There's good acting and character interplay. As well as a pleasing voice Morris has a good supply of facial expressions which convey Siegfried's boyish innocence, he certainly looks and sounds convincing. Perhaps in an attempt to emphasise the fairy tale element, the 'dragon' in Act Two is unfortunately not especially convincing or threatening, a giant dinosaur head emerges from the cave, it looks quite docile, some hissing and roaring might have helped, Siegfried easily sidesteps it and skewers it with Notung, I actually felt a bit sorry for it. Perhaps it was not Fafner, but Daisy, a tame dinosaur that had wandered in from a Moville Mysteries episode by mistake?

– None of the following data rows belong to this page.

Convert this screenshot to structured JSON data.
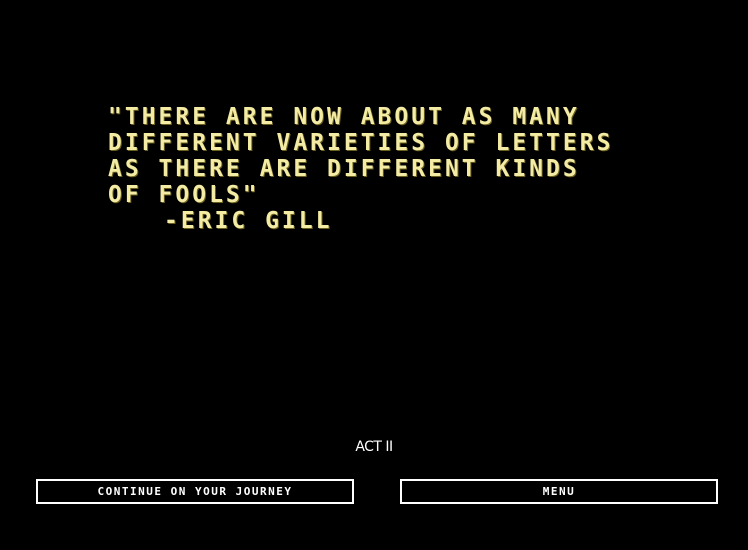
{
  "quote": {
    "lines": [
      "\"THERE ARE NOW ABOUT AS MANY",
      "DIFFERENT VARIETIES OF LETTERS",
      "AS THERE ARE DIFFERENT KINDS",
      "OF FOOLS\""
    ],
    "attribution": "-ERIC GILL",
    "text_color": "#f4eca4"
  },
  "act_label": "ACT II",
  "buttons": {
    "continue_label": "CONTINUE ON YOUR JOURNEY",
    "menu_label": "MENU"
  },
  "colors": {
    "background": "#000000",
    "button_border": "#ffffff"
  }
}
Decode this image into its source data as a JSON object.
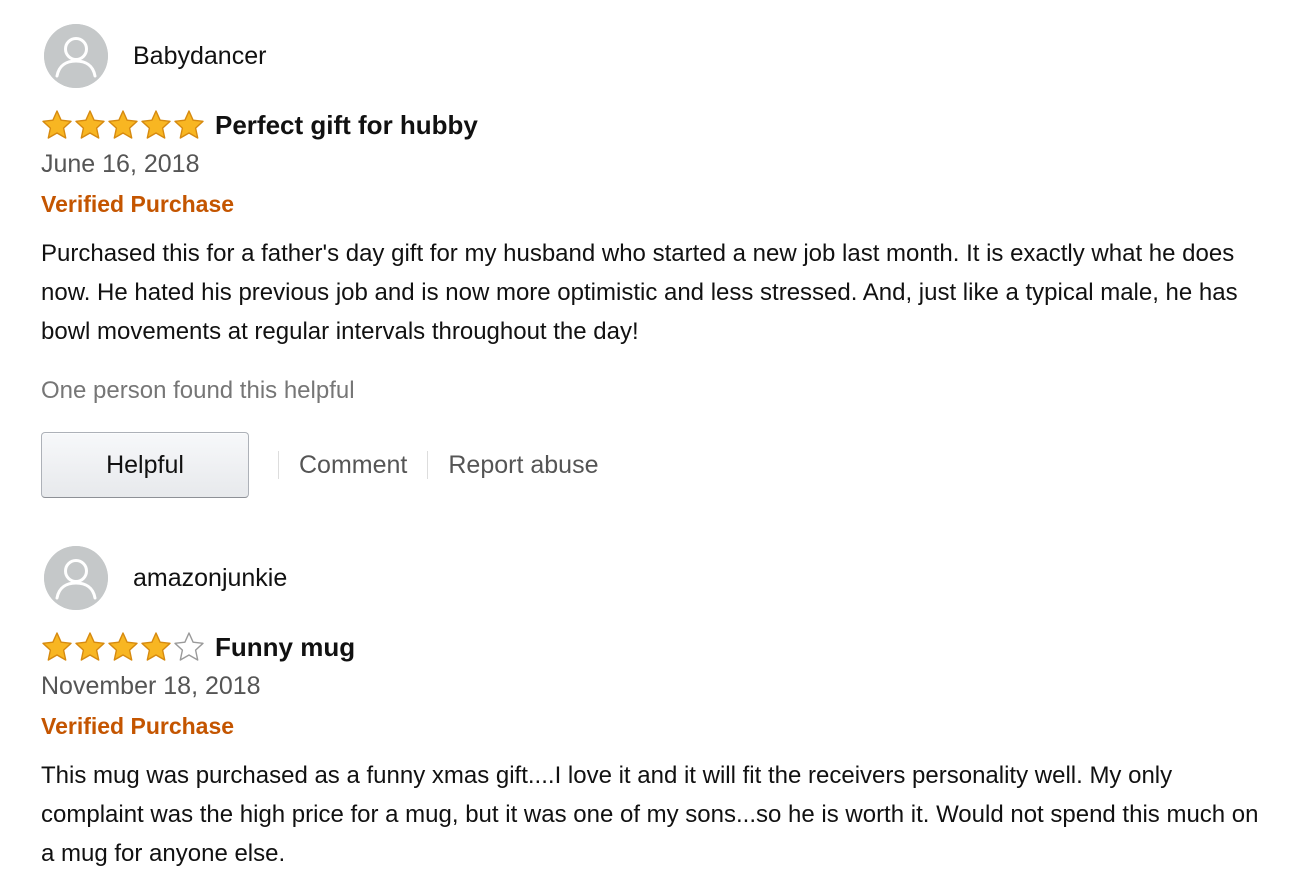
{
  "reviews": [
    {
      "username": "Babydancer",
      "avatar_icon": "default-profile-avatar-icon",
      "rating": 5,
      "max_rating": 5,
      "title": "Perfect gift for hubby",
      "date": "June 16, 2018",
      "verified": "Verified Purchase",
      "body": "Purchased this for a father's day gift for my husband who started a new job last month. It is exactly what he does now. He hated his previous job and is now more optimistic and less stressed. And, just like a typical male, he has bowl movements at regular intervals throughout the day!",
      "helpful_count_text": "One person found this helpful",
      "helpful_label": "Helpful",
      "comment_label": "Comment",
      "report_label": "Report abuse"
    },
    {
      "username": "amazonjunkie",
      "avatar_icon": "default-profile-avatar-icon",
      "rating": 4,
      "max_rating": 5,
      "title": "Funny mug",
      "date": "November 18, 2018",
      "verified": "Verified Purchase",
      "body": "This mug was purchased as a funny xmas gift....I love it and it will fit the receivers personality well. My only complaint was the high price for a mug, but it was one of my sons...so he is worth it. Would not spend this much on a mug for anyone else."
    }
  ],
  "colors": {
    "star_fill": "#f8b622",
    "star_stroke": "#d68a10",
    "star_empty_stroke": "#9a9a9a",
    "verified": "#c45500",
    "avatar_bg": "#c5c8c9"
  }
}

Blistering Act Three with a stormy prelude and intense, powerful Erda - Wanderer exchange. Bryn Terfel is outstanding here and throughout the performance. Another example is the Wanderer's verbal jousting with Mime, pointing out the traveller's reception is inhospitable and unwelcoming. Act Three contains some of the best music in the Ring, culminating in the Siegfried - Brunnhilde love duet, actually more a full courtship. Morris maintains power and lyricism to the very end. Deborah Voigt (Brunnhilde) sings and acts well but her mezzo-ish timbre and vowels-only enunciation on some high-lying phrases preclude unconditional recommendation. The main example of the latter is the end of the line 'Furchtest du, Siegfried, furchtest du nicht, das wild, wutende Weib?' Do you not fear this wild, passionate woman? To which, my answer is usually a very tremulous 'No'. Comparing the staging with the production it replaces, the Machine and projections show an excellent wall of fire and radiant sun, but otherwise Brunnhilde's rock looks drab. In the previous production, there's more a suggestion of fire with a red glow, but a really lovely transition to heavenly blue, and an actual rocky mountain top.
Picture and sound quality are excellent, the Metropolitan orchestra are superb. The stage plinth emphasises the voices, but as good as they are, I would prefer a bit more orchestral volume, though I'm just using a standard TV. The DVDs are chaptered copiously and there are subtitles, so now I know what they're all singing about! Despite a few minor reservations this performance is highly recommended for its musical and performance interest, strong singing, acting and costumes, and is best enjoyed not paying too much attention to the 'scenery' at times. A very qualified 5 star rating but Jay Hunter Morris in the title role nails it. On to Gotterdammerung....